**To do**
Repeat every entry below exactly as given.

**Available data**
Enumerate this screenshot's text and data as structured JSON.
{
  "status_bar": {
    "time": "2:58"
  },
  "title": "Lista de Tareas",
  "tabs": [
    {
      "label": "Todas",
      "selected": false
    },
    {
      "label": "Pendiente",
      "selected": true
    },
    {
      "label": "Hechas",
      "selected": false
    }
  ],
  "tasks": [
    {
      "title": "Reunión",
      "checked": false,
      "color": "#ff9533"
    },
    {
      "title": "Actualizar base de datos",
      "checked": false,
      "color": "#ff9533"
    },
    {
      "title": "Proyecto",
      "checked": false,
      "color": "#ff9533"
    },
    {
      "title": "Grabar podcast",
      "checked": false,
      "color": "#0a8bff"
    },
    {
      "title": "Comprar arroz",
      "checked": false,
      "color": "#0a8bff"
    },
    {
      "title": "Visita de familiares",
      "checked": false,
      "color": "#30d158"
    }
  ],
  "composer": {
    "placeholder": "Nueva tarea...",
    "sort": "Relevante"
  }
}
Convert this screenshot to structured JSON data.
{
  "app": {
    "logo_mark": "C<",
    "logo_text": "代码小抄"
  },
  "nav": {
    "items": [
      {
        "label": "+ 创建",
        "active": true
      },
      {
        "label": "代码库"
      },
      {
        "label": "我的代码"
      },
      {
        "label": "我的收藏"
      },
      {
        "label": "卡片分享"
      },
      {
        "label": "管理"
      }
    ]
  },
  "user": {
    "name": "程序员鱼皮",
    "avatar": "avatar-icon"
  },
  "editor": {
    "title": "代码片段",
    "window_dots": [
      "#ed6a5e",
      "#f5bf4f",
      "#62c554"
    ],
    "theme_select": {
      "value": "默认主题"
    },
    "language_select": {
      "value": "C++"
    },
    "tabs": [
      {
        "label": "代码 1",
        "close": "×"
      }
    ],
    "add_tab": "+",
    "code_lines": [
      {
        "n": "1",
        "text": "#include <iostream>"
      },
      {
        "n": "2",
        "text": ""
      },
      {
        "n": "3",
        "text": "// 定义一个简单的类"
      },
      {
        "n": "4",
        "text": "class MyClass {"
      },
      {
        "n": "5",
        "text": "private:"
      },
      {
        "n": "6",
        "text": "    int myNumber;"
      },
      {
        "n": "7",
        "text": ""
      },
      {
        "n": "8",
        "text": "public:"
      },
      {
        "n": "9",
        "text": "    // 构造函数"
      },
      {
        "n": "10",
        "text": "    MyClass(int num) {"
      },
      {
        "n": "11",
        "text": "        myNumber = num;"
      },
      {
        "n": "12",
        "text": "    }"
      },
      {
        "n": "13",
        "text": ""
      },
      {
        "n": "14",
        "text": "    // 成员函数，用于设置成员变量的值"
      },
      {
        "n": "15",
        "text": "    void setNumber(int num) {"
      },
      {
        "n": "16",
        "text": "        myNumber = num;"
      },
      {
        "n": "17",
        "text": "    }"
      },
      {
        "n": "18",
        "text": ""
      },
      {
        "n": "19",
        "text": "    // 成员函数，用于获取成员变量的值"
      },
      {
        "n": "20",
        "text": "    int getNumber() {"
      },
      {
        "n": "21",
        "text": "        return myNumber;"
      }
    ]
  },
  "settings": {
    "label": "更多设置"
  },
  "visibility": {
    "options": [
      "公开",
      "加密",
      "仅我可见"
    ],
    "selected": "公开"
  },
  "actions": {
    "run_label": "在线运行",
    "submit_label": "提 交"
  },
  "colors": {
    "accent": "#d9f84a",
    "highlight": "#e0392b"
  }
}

**Result**
Enumerate this screenshot's text and data as structured JSON.
{
  "status_bar": {
    "time": "2:58"
  },
  "title": "Lista de Tareas",
  "tabs": [
    {
      "label": "Todas",
      "selected": false
    },
    {
      "label": "Pendiente",
      "selected": true
    },
    {
      "label": "Hechas",
      "selected": false
    }
  ],
  "tasks": [
    {
      "title": "Reunión",
      "checked": false,
      "color": "#ff9533"
    },
    {
      "title": "Actualizar base de datos",
      "checked": false,
      "color": "#ff9533"
    },
    {
      "title": "Proyecto",
      "checked": false,
      "color": "#ff9533"
    },
    {
      "title": "Grabar podcast",
      "checked": false,
      "color": "#0a8bff"
    },
    {
      "title": "Comprar arroz",
      "checked": false,
      "color": "#0a8bff"
    },
    {
      "title": "Visita de familiares",
      "checked": false,
      "color": "#30d158"
    }
  ],
  "composer": {
    "placeholder": "Nueva tarea...",
    "sort": "Relevante"
  }
}
Convert this screenshot to structured JSON data.
{
  "app": {
    "logo_mark": "C<",
    "logo_text": "代码小抄"
  },
  "nav": {
    "items": [
      {
        "label": "+ 创建",
        "active": true
      },
      {
        "label": "代码库"
      },
      {
        "label": "我的代码"
      },
      {
        "label": "我的收藏"
      },
      {
        "label": "卡片分享"
      },
      {
        "label": "管理"
      }
    ]
  },
  "user": {
    "name": "程序员鱼皮",
    "avatar": "avatar-icon"
  },
  "editor": {
    "title": "代码片段",
    "window_dots": [
      "#ed6a5e",
      "#f5bf4f",
      "#62c554"
    ],
    "theme_select": {
      "value": "默认主题"
    },
    "language_select": {
      "value": "C++"
    },
    "tabs": [
      {
        "label": "代码 1",
        "close": "×"
      }
    ],
    "add_tab": "+",
    "code_lines": [
      {
        "n": "1",
        "text": "#include <iostream>"
      },
      {
        "n": "2",
        "text": ""
      },
      {
        "n": "3",
        "text": "// 定义一个简单的类"
      },
      {
        "n": "4",
        "text": "class MyClass {"
      },
      {
        "n": "5",
        "text": "private:"
      },
      {
        "n": "6",
        "text": "    int myNumber;"
      },
      {
        "n": "7",
        "text": ""
      },
      {
        "n": "8",
        "text": "public:"
      },
      {
        "n": "9",
        "text": "    // 构造函数"
      },
      {
        "n": "10",
        "text": "    MyClass(int num) {"
      },
      {
        "n": "11",
        "text": "        myNumber = num;"
      },
      {
        "n": "12",
        "text": "    }"
      },
      {
        "n": "13",
        "text": ""
      },
      {
        "n": "14",
        "text": "    // 成员函数，用于设置成员变量的值"
      },
      {
        "n": "15",
        "text": "    void setNumber(int num) {"
      },
      {
        "n": "16",
        "text": "        myNumber = num;"
      },
      {
        "n": "17",
        "text": "    }"
      },
      {
        "n": "18",
        "text": ""
      },
      {
        "n": "19",
        "text": "    // 成员函数，用于获取成员变量的值"
      },
      {
        "n": "20",
        "text": "    int getNumber() {"
      },
      {
        "n": "21",
        "text": "        return myNumber;"
      }
    ]
  },
  "settings": {
    "label": "更多设置"
  },
  "visibility": {
    "options": [
      "公开",
      "加密",
      "仅我可见"
    ],
    "selected": "公开"
  },
  "actions": {
    "run_label": "在线运行",
    "submit_label": "提 交"
  },
  "colors": {
    "accent": "#d9f84a",
    "highlight": "#e0392b"
  }
}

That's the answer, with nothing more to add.